▶ TASK REQUIREMENTS:
Give back the records below exactly, omitting the pictures.

▶ EXTRACTED MATERIAL:
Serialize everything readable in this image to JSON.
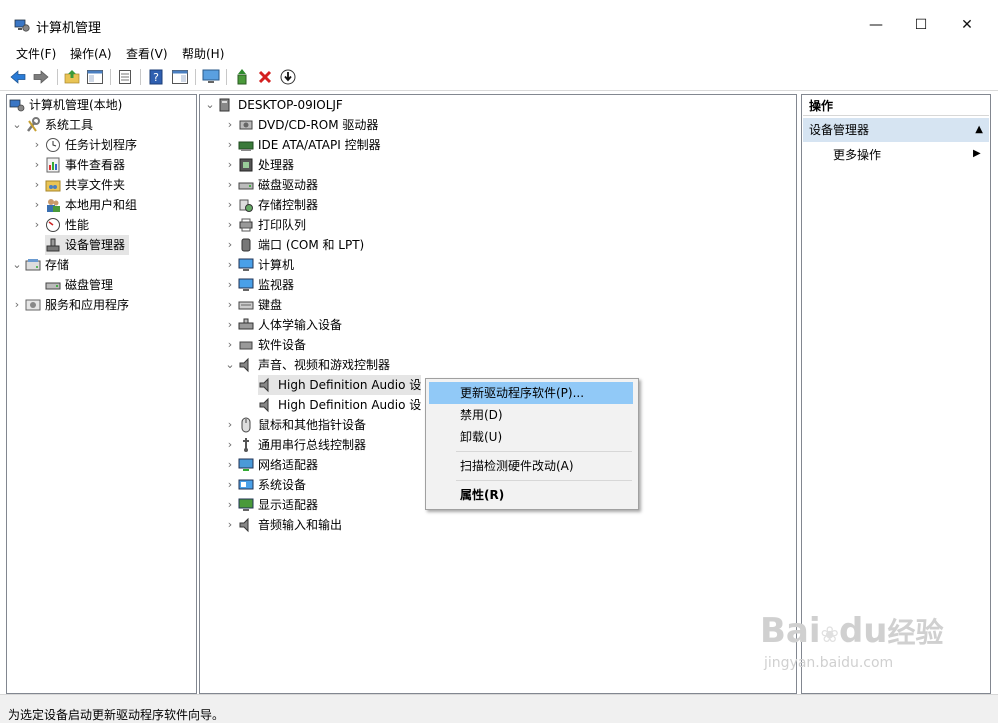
{
  "window": {
    "title": "计算机管理",
    "controls": {
      "minimize": "—",
      "maximize": "☐",
      "close": "✕"
    }
  },
  "menu": [
    "文件(F)",
    "操作(A)",
    "查看(V)",
    "帮助(H)"
  ],
  "left_tree": {
    "root": "计算机管理(本地)",
    "system_tools": "系统工具",
    "task_scheduler": "任务计划程序",
    "event_viewer": "事件查看器",
    "shared_folders": "共享文件夹",
    "local_users": "本地用户和组",
    "performance": "性能",
    "device_manager": "设备管理器",
    "storage": "存储",
    "disk_management": "磁盘管理",
    "services_apps": "服务和应用程序"
  },
  "device_tree": {
    "root": "DESKTOP-09IOLJF",
    "categories": [
      "DVD/CD-ROM 驱动器",
      "IDE ATA/ATAPI 控制器",
      "处理器",
      "磁盘驱动器",
      "存储控制器",
      "打印队列",
      "端口 (COM 和 LPT)",
      "计算机",
      "监视器",
      "键盘",
      "人体学输入设备",
      "软件设备",
      "声音、视频和游戏控制器"
    ],
    "audio_children": [
      "High Definition Audio 设",
      "High Definition Audio 设"
    ],
    "categories_after": [
      "鼠标和其他指针设备",
      "通用串行总线控制器",
      "网络适配器",
      "系统设备",
      "显示适配器",
      "音频输入和输出"
    ]
  },
  "context_menu": {
    "update_driver": "更新驱动程序软件(P)...",
    "disable": "禁用(D)",
    "uninstall": "卸载(U)",
    "scan": "扫描检测硬件改动(A)",
    "properties": "属性(R)"
  },
  "actions": {
    "header": "操作",
    "section": "设备管理器",
    "more": "更多操作"
  },
  "status": "为选定设备启动更新驱动程序软件向导。",
  "watermark": {
    "brand": "Bai",
    "brand2": "du",
    "brand3": "经验",
    "url": "jingyan.baidu.com"
  },
  "colors": {
    "highlight": "#91c9f7",
    "action_section": "#d6e4f2",
    "selection": "#e5e5e5"
  }
}
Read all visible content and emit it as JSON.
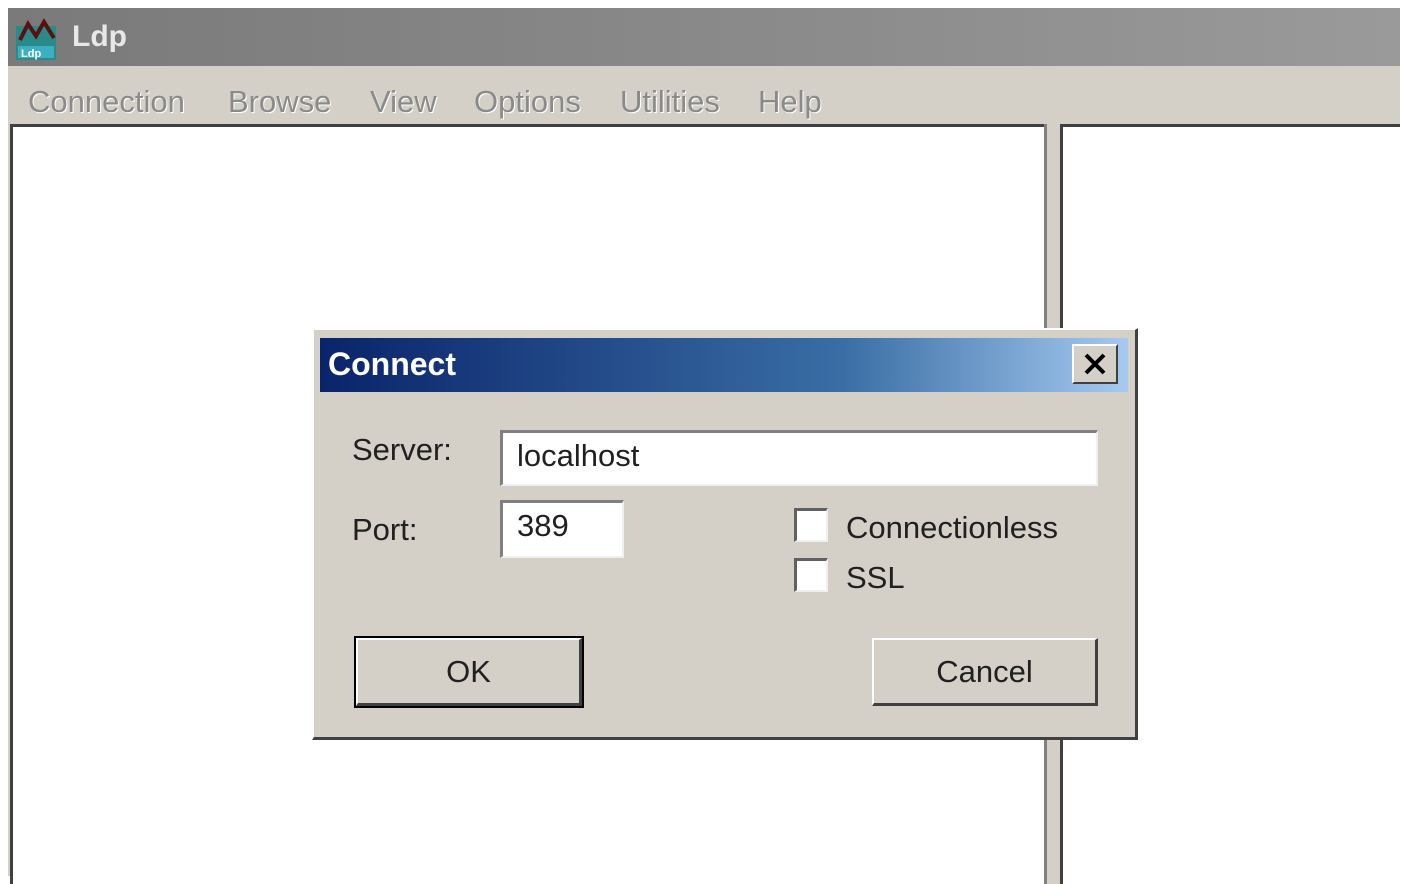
{
  "app": {
    "title": "Ldp",
    "icon": "ldp-app-icon"
  },
  "menu": {
    "items": [
      {
        "label": "Connection"
      },
      {
        "label": "Browse"
      },
      {
        "label": "View"
      },
      {
        "label": "Options"
      },
      {
        "label": "Utilities"
      },
      {
        "label": "Help"
      }
    ]
  },
  "dialog": {
    "title": "Connect",
    "close_icon": "close-icon",
    "server_label": "Server:",
    "server_value": "localhost",
    "port_label": "Port:",
    "port_value": "389",
    "connectionless_label": "Connectionless",
    "connectionless_checked": false,
    "ssl_label": "SSL",
    "ssl_checked": false,
    "ok_label": "OK",
    "cancel_label": "Cancel"
  },
  "colors": {
    "dialog_title_start": "#0a246a",
    "dialog_title_end": "#a6caf0",
    "window_face": "#d4d0c8"
  }
}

▶ RESULT BELOW:
Serialize everything readable in this image to JSON.
{
  "window": {
    "title": "计算机管理",
    "controls": {
      "minimize": "—",
      "maximize": "☐",
      "close": "✕"
    }
  },
  "menu": [
    "文件(F)",
    "操作(A)",
    "查看(V)",
    "帮助(H)"
  ],
  "left_tree": {
    "root": "计算机管理(本地)",
    "system_tools": "系统工具",
    "task_scheduler": "任务计划程序",
    "event_viewer": "事件查看器",
    "shared_folders": "共享文件夹",
    "local_users": "本地用户和组",
    "performance": "性能",
    "device_manager": "设备管理器",
    "storage": "存储",
    "disk_management": "磁盘管理",
    "services_apps": "服务和应用程序"
  },
  "device_tree": {
    "root": "DESKTOP-09IOLJF",
    "categories": [
      "DVD/CD-ROM 驱动器",
      "IDE ATA/ATAPI 控制器",
      "处理器",
      "磁盘驱动器",
      "存储控制器",
      "打印队列",
      "端口 (COM 和 LPT)",
      "计算机",
      "监视器",
      "键盘",
      "人体学输入设备",
      "软件设备",
      "声音、视频和游戏控制器"
    ],
    "audio_children": [
      "High Definition Audio 设",
      "High Definition Audio 设"
    ],
    "categories_after": [
      "鼠标和其他指针设备",
      "通用串行总线控制器",
      "网络适配器",
      "系统设备",
      "显示适配器",
      "音频输入和输出"
    ]
  },
  "context_menu": {
    "update_driver": "更新驱动程序软件(P)...",
    "disable": "禁用(D)",
    "uninstall": "卸载(U)",
    "scan": "扫描检测硬件改动(A)",
    "properties": "属性(R)"
  },
  "actions": {
    "header": "操作",
    "section": "设备管理器",
    "more": "更多操作"
  },
  "status": "为选定设备启动更新驱动程序软件向导。",
  "watermark": {
    "brand": "Bai",
    "brand2": "du",
    "brand3": "经验",
    "url": "jingyan.baidu.com"
  },
  "colors": {
    "highlight": "#91c9f7",
    "action_section": "#d6e4f2",
    "selection": "#e5e5e5"
  }
}
Read all visible content and emit it as JSON.
{
  "app": {
    "title": "Ldp",
    "icon": "ldp-app-icon"
  },
  "menu": {
    "items": [
      {
        "label": "Connection"
      },
      {
        "label": "Browse"
      },
      {
        "label": "View"
      },
      {
        "label": "Options"
      },
      {
        "label": "Utilities"
      },
      {
        "label": "Help"
      }
    ]
  },
  "dialog": {
    "title": "Connect",
    "close_icon": "close-icon",
    "server_label": "Server:",
    "server_value": "localhost",
    "port_label": "Port:",
    "port_value": "389",
    "connectionless_label": "Connectionless",
    "connectionless_checked": false,
    "ssl_label": "SSL",
    "ssl_checked": false,
    "ok_label": "OK",
    "cancel_label": "Cancel"
  },
  "colors": {
    "dialog_title_start": "#0a246a",
    "dialog_title_end": "#a6caf0",
    "window_face": "#d4d0c8"
  }
}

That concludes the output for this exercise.